|Practitioner:||Dr Beris Ford|
|Charge Characteristics:|| Inappropriate
Conditions imposed on doctor's
|Appeal:||CAC appealed Decision: Appeal dismissed (CAC v Dr Ford (District Court, Wellington, MA 103/2, 1 May 2003, Thompson DCJ))|
Please also see 01/84C (four more charges against Dr Ford which were heard at the same time as charge below)
A Complaints Assessment Committee charged Dr Beris Ford with disgraceful conduct in a professional respect. The particulars of the charge were as follows:
- That between the 10th October 1989 and 20 May 1992 during the course of one or more consultations at his surgery he seated himself so that his knee was interposed between the patient's legs. Her personal boundaries were thus invaded. The placement of the seats in the room meant that she could not sit elsewhere and felt trapped.
- That between the 10th October 1989 and 20 May 1992 during the course of consultations at his surgery he inappropriately and without clinical justification stroked the patient on her knee and lower thigh when both were seated as above.
Dr Ford was the patient's general practitioner from approximately January 1989 to September 1992. The allegations which gave rise to the charge against Dr Ford arose in the context of several of the consultations which occurred during that period.
Dr Ford's evidence was that his memory of the patient was very scant. His evidence was mostly based on his notes and her records.
The Tribunal found Dr Ford not guilty. It was not satisfied that any of the particulars of the charge were established.
The Tribunal took into account that notwithstanding that the patient was a patient of Dr Ford for a relatively lengthy period of time, she did not express any of her concerns or feelings to Dr Ford about the way in which he conducted himself towards her during the consultations prior to the complaint being made to the Medical Council in 1999.
The Tribunal was satisfied that Dr Ford did conduct himself as alleged in Particular 1 (a), 1 (b) and 2, but it was not satisfied that it was proven that Dr Ford's intent was prurient or improper or otherwise warranted the sanction of an adverse finding.
The Tribunal considered that there was sufficient evidence given at the hearing regarding Dr Ford's habit of pushing himself about the surgery on his wheeled chair that the "core facts' of Particulars 1 (a) and (b) were established, but not that his conduct was "inappropriate" in the circumstances.
The Tribunal considered it was more likely than not that Dr Ford did make comments as alleged in Particular 2 of the charge but it was not satisfied that the comments were "inappropriate". Dr Ford gave evidence that as the patient was a vulnerable person he may have made comments to make the patient feel better about herself. The Tribunal determined it would be unfair to consider Dr Ford's conduct and comments out of context and/or removed from the clinical setting and relationship in which they were alleged to have occurred.

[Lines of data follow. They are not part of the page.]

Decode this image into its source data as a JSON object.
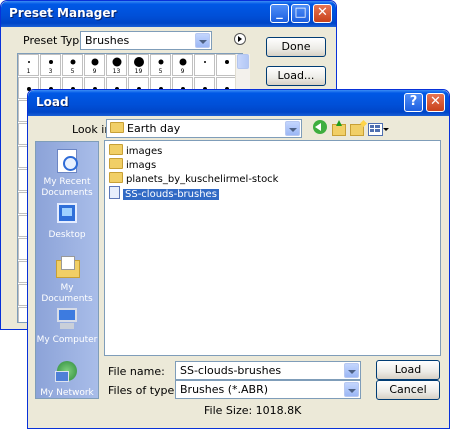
{
  "preset_manager": {
    "title": "Preset Manager",
    "preset_type_label": "Preset Type:",
    "preset_type_value": "Brushes",
    "buttons": {
      "done": "Done",
      "load": "Load..."
    },
    "brush_sizes": [
      "1",
      "3",
      "5",
      "9",
      "13",
      "19",
      "5",
      "9"
    ]
  },
  "load_dialog": {
    "title": "Load",
    "look_in_label": "Look in:",
    "look_in_value": "Earth day",
    "places": [
      {
        "label": "My Recent\nDocuments",
        "icon": "recent-documents-icon"
      },
      {
        "label": "Desktop",
        "icon": "desktop-icon"
      },
      {
        "label": "My Documents",
        "icon": "my-documents-icon"
      },
      {
        "label": "My Computer",
        "icon": "my-computer-icon"
      },
      {
        "label": "My Network",
        "icon": "my-network-icon"
      }
    ],
    "files": [
      {
        "name": "images",
        "type": "folder"
      },
      {
        "name": "imags",
        "type": "folder"
      },
      {
        "name": "planets_by_kuschelirmel-stock",
        "type": "folder"
      },
      {
        "name": "SS-clouds-brushes",
        "type": "file",
        "selected": true
      }
    ],
    "file_name_label": "File name:",
    "file_name_value": "SS-clouds-brushes",
    "files_of_type_label": "Files of type:",
    "files_of_type_value": "Brushes (*.ABR)",
    "file_size_text": "File Size: 1018.8K",
    "buttons": {
      "load": "Load",
      "cancel": "Cancel"
    },
    "caption_help": "?",
    "caption_close": "X"
  },
  "colors": {
    "titlebar": "#0054e3",
    "selection": "#316ac5",
    "dialog_bg": "#ece9d8"
  }
}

The Tribunal was not satisfied on the basis of the evidence before it that Particular 3 was established.
The Complaints Assessment Committee appealed the Decision of the Tribunal to the District Court. The appeal was dismissed. (CAC v Dr Ford (District Court, Wellington, MA 103/02, 1 May 2003, Thompson DCJ)).